Kate Sills: So, one thing that’s really interesting is that some people are [00:48:30] starting to use smart contracts for debt. So, being able to buy and sell debt and do so in a way that crosses borders. That’s one thing that’s really interesting. And connected to that is the idea that if we did have property title on the blockchain in a certain country or something like that, investors worldwide would be able to buy and sell that. Basically, it’s unleashing all of this [00:49:00] captured economic activity that has kind of been siloed into each geographic jurisdiction and allowing people to connect worldwide. You’re not only just allowed to invest in your own country stuff, you can exchange those things with anyone in the world. Those are the kinds of use cases that I’m really excited about.
I think also one use case that has been really undervalued is the ability to create commitments [00:49:30] outside of something that the court might enforce. Thomas Schelling talked about this way back in the 1950’s. He wrote a paper on bargaining. And his argument was that it was counterintuitively. If you’re able to bind yourself in certain circumstances, it actually gives you a lot more power in bargaining. Correct me if I’m wrong, I’m not a legal scholar but the courts did not enforce one party contracts with yourself for the most part. It doesn’t make sense.
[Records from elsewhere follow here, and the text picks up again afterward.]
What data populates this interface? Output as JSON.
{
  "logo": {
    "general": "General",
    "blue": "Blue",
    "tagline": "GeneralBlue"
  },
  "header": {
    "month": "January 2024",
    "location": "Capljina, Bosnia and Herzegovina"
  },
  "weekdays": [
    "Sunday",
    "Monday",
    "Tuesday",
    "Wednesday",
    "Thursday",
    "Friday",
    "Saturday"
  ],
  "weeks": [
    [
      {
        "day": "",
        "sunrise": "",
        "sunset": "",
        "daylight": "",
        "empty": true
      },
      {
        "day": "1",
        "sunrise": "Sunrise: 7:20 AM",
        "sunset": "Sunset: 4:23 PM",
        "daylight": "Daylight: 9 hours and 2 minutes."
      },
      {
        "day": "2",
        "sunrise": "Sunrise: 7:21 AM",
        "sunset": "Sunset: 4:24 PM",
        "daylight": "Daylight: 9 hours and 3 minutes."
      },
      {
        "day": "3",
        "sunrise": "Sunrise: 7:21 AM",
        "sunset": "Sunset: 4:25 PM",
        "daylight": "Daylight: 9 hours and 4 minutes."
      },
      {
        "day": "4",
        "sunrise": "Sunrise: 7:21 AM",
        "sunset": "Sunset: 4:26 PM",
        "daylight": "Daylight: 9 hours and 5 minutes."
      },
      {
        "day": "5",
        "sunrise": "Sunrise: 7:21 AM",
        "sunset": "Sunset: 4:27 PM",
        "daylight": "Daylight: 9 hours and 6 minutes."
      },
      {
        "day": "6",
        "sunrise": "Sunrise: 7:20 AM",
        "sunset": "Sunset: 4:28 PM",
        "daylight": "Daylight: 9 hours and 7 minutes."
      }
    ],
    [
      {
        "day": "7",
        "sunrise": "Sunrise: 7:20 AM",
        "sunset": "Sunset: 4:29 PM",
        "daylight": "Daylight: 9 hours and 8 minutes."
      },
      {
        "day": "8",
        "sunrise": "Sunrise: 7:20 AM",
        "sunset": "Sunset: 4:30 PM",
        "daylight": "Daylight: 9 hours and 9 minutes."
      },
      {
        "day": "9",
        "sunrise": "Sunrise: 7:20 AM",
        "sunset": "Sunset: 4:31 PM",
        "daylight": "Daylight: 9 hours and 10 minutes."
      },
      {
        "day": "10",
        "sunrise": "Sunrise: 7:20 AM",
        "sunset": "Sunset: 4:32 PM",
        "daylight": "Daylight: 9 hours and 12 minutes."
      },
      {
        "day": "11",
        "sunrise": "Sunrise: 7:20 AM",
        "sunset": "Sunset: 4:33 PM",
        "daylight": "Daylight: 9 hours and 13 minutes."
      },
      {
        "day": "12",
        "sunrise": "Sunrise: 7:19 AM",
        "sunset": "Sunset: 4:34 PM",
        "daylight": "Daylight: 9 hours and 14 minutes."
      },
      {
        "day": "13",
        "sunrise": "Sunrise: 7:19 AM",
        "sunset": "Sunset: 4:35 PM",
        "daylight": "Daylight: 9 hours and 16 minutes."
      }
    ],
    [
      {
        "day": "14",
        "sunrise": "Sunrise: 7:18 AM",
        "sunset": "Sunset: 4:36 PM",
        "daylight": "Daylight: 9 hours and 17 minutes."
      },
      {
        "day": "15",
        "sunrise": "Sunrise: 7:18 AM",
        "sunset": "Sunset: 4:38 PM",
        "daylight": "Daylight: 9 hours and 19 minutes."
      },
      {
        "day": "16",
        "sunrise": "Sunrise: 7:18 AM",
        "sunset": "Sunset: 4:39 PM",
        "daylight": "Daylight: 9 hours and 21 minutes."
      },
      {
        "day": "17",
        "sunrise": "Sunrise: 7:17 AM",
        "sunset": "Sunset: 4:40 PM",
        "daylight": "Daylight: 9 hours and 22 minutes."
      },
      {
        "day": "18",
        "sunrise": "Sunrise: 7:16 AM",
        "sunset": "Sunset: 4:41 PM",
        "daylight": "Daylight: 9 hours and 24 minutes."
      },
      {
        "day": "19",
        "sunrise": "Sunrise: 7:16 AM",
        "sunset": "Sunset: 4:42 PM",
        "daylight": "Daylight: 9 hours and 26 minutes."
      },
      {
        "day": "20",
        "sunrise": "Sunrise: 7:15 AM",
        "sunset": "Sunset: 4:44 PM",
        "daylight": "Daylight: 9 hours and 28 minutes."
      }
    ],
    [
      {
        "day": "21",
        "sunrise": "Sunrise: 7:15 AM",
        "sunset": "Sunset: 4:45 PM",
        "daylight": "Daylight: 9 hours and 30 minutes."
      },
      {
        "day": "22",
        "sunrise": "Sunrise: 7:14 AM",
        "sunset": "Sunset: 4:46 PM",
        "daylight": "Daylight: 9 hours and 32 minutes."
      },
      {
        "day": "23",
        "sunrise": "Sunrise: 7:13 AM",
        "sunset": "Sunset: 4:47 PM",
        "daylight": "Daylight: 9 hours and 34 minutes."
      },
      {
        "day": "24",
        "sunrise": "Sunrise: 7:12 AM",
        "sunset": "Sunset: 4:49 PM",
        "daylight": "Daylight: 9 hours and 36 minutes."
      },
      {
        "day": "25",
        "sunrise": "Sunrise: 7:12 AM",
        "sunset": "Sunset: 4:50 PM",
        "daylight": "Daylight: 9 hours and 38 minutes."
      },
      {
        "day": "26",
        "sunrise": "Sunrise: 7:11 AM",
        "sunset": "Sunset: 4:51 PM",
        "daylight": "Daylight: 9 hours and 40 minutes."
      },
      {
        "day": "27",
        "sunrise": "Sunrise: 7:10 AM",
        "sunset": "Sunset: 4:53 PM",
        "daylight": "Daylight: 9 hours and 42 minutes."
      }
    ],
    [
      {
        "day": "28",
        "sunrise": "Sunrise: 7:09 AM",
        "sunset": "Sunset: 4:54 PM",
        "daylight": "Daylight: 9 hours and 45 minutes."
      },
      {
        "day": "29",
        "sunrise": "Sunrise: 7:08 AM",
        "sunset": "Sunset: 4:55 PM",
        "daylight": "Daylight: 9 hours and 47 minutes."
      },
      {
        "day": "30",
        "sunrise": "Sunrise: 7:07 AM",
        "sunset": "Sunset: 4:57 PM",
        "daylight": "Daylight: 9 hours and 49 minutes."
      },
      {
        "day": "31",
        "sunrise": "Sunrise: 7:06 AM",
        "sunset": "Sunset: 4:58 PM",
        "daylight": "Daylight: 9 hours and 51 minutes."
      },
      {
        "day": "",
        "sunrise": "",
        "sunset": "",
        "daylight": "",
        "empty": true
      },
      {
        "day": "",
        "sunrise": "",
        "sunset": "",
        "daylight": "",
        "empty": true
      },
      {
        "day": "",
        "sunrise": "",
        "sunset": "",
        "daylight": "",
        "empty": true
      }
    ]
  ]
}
Trevor Burrus: It doesn’t make any sense. It’s incoherent, yes. There’s no meeting of the minds.

Kate Sills: [00:50:00] Right, right, right. This is still an area that I’m hoping to do more research on but I think we haven’t seen what will happen when people can actually create commitments that don’t have to be evaluated by a third party, right, that you can …
One example of this that Thomas Schelling talks about is like nuclear deterrence. The whole point of having [00:50:30] someone, like if someone’s going to attack you, you have you know a switch that it will automatically attack them. Not that you would be using this in terms of nuclear weapons but you can think of like maybe you want to put up some kind of a bonds that will be slashed if you act in a certain way or maybe you’re in negotiations with someone and you want to be able to credibly commit to something and convince them that no, sorry, I can’t actually do that. [00:51:00] For instance, let’s say you’re an employer negotiating with the union or something like that and they would like to raise wages and if you’re able to say sorry, it’s literally not possible for me to do, that actually gives you a lot more bargaining power.

Trevor Burrus: As opposed to just say it, like actually commit yourself.

Kate Sills: Right. Yeah. So there’s ways that we just have not explored because we haven’t had the tools to do that and in this paper Thomas Schelling says it’s actually astounding [00:51:30] that there’s been no way to actually have these kinds of commitment devices. With that and with private arbitration on the blockchain and being able to do this outside of all of these geographic jurisdictions, I think there’s a lot of potential that still is left to be explored and I’m hoping people who are experts in law and economics get really interested and start exploring because it is kind of a sandbox for exploration.
If you admire [00:52:00] James Madison and you’re interested in like [inaudible 00:52:04] like three branches of government and you want to, you’re like, well what would happen if you didn’t have that or if you had other ways of formatting this. It’s an open question but you can actually start implementing now and people need it because a lot of the people who are working on blockchain stuff do come from like a computer science background or finance background and they don’t have necessarily the [00:52:30] legal or economic background that you would need to be able to build the governance system or try out some of these contract forms or things like that.

Trevor Burrus: Free Thoughts is produced by Tess Terrible. If you enjoyed today’s show, please rate and review us on iTunes and if you’d like to learn more about libertarianism, find us on the web at www​.lib​er​tar​i​an​ism​.org.